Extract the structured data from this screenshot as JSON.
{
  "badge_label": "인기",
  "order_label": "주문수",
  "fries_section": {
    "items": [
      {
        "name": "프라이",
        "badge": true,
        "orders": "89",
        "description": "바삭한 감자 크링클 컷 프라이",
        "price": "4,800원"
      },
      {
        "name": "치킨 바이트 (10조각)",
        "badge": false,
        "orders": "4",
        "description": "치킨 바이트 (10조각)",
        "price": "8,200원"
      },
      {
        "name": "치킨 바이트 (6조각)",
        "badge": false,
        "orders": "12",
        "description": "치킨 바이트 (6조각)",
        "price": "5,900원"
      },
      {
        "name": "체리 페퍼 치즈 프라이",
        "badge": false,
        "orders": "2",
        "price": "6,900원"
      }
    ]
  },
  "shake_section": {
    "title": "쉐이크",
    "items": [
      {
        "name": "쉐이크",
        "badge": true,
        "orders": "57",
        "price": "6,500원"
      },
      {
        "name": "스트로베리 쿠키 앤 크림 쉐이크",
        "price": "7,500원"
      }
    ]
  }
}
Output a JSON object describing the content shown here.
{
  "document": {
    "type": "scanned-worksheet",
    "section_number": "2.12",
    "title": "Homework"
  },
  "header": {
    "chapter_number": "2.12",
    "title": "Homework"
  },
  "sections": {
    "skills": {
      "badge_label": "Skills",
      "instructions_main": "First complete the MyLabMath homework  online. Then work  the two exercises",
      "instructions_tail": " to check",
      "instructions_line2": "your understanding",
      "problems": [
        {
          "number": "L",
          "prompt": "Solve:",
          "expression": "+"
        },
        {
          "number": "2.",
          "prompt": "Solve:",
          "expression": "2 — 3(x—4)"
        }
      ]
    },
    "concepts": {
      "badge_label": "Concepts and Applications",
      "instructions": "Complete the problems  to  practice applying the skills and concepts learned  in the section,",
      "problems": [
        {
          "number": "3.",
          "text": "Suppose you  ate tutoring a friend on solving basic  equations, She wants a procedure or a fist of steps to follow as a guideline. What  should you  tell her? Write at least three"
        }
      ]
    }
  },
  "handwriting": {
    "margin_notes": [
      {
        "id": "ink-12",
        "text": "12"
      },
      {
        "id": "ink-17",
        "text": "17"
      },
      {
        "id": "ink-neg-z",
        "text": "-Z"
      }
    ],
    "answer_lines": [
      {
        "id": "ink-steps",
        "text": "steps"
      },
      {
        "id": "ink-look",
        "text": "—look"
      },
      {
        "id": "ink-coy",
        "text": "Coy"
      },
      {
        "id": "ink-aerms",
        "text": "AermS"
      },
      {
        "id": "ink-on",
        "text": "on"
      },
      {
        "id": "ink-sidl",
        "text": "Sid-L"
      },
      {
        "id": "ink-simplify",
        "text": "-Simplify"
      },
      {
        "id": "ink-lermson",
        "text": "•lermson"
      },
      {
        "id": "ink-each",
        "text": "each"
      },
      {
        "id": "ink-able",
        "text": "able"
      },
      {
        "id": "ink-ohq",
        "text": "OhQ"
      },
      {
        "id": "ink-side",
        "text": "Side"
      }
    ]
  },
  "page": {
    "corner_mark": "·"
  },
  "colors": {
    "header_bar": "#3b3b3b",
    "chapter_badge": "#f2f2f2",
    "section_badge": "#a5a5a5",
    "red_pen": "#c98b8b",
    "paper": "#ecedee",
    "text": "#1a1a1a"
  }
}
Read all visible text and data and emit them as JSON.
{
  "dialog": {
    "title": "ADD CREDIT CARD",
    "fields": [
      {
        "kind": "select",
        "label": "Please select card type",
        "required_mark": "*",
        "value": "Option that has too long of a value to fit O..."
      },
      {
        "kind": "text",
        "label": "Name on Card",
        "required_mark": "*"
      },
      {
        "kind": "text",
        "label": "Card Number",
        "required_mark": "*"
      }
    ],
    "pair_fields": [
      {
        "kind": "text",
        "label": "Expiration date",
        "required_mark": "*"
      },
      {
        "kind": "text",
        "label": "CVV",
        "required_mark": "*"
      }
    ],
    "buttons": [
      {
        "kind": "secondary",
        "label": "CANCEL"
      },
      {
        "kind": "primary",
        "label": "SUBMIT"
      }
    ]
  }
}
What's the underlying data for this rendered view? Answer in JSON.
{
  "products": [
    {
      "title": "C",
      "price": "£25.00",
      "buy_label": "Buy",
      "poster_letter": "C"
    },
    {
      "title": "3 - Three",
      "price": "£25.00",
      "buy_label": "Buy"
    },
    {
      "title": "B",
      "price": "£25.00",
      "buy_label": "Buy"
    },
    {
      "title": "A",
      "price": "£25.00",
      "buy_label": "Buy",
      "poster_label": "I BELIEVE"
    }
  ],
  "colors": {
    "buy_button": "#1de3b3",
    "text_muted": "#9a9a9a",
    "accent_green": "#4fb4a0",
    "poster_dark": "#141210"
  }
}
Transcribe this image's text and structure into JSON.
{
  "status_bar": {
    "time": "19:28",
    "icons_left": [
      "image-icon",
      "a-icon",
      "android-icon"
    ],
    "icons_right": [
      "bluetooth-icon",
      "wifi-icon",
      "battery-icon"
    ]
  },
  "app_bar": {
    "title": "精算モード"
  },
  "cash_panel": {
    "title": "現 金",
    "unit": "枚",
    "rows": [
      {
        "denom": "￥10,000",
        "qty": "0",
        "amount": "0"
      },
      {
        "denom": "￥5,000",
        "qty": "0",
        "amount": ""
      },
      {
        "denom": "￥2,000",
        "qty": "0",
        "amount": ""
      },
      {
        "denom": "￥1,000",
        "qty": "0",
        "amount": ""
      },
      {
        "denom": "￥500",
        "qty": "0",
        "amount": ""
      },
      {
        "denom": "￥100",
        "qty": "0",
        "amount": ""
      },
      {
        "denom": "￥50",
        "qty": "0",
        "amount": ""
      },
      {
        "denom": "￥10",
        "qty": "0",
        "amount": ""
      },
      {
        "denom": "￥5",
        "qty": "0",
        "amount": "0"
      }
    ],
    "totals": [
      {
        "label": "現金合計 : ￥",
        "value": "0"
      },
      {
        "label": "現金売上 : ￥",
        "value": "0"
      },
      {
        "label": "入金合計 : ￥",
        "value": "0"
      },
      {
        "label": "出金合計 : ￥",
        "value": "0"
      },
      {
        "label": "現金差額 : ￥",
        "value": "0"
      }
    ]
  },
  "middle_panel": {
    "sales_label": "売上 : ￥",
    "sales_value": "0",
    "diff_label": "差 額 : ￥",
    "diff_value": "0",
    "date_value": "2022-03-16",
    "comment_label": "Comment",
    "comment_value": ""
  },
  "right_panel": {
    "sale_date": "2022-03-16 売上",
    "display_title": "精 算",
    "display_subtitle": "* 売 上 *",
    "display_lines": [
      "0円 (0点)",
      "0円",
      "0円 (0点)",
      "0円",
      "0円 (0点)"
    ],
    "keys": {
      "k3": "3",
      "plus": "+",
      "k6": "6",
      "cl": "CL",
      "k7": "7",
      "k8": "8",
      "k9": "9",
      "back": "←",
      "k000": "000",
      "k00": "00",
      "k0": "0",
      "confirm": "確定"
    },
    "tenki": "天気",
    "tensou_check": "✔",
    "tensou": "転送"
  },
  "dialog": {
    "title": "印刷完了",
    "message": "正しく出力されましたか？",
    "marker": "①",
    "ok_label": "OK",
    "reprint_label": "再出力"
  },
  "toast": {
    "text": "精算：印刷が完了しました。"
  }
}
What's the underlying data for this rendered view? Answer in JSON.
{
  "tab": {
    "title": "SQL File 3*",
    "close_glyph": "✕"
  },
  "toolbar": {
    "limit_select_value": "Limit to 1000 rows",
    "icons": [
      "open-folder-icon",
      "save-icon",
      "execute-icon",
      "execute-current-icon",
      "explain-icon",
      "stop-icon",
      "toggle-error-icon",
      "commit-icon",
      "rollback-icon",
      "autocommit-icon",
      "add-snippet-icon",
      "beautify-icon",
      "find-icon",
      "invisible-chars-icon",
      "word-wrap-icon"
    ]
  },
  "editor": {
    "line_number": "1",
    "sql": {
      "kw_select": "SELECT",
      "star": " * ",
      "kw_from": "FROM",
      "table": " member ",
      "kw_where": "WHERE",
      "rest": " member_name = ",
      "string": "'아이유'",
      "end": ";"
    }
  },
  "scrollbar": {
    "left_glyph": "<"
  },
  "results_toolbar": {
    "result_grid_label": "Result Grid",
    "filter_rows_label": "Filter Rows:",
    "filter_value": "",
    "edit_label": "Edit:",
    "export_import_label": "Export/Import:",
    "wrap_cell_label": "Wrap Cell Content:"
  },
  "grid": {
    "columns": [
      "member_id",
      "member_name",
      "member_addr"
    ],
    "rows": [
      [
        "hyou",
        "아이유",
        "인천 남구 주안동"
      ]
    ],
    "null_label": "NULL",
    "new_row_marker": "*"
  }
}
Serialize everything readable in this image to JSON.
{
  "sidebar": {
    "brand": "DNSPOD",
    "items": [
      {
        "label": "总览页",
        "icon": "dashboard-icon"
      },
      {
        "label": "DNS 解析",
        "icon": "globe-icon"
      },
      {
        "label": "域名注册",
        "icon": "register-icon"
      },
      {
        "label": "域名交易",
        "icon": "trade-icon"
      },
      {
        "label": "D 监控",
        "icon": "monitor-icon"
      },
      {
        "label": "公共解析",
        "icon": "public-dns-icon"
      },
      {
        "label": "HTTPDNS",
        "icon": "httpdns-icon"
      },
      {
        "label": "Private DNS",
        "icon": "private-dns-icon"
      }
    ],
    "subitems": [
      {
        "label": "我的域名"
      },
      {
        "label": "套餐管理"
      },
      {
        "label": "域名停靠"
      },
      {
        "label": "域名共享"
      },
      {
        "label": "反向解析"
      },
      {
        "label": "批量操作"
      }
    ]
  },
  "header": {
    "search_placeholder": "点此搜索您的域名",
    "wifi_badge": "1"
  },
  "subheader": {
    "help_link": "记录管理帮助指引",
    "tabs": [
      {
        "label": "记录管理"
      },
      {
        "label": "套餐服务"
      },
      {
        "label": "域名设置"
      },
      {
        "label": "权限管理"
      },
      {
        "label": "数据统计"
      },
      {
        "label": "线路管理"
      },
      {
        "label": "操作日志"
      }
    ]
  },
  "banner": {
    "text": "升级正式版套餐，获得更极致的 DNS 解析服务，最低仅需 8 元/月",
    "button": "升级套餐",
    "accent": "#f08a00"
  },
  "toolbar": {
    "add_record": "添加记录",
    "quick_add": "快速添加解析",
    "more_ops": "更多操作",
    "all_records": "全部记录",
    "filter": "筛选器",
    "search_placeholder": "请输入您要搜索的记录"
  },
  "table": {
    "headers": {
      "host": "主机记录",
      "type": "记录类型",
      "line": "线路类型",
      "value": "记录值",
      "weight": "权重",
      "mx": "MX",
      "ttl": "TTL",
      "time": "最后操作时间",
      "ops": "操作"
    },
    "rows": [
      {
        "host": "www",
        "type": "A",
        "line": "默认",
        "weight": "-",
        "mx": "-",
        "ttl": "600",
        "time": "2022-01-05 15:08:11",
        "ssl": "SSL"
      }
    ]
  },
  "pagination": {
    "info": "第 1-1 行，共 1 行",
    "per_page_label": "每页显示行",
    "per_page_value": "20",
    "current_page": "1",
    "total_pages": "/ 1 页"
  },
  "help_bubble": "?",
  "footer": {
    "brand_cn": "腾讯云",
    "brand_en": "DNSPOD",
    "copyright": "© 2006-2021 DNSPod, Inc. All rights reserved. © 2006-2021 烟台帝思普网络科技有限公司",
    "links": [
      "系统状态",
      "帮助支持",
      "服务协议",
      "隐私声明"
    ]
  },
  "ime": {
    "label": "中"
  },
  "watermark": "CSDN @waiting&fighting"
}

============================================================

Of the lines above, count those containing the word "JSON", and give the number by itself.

§ RESULT
7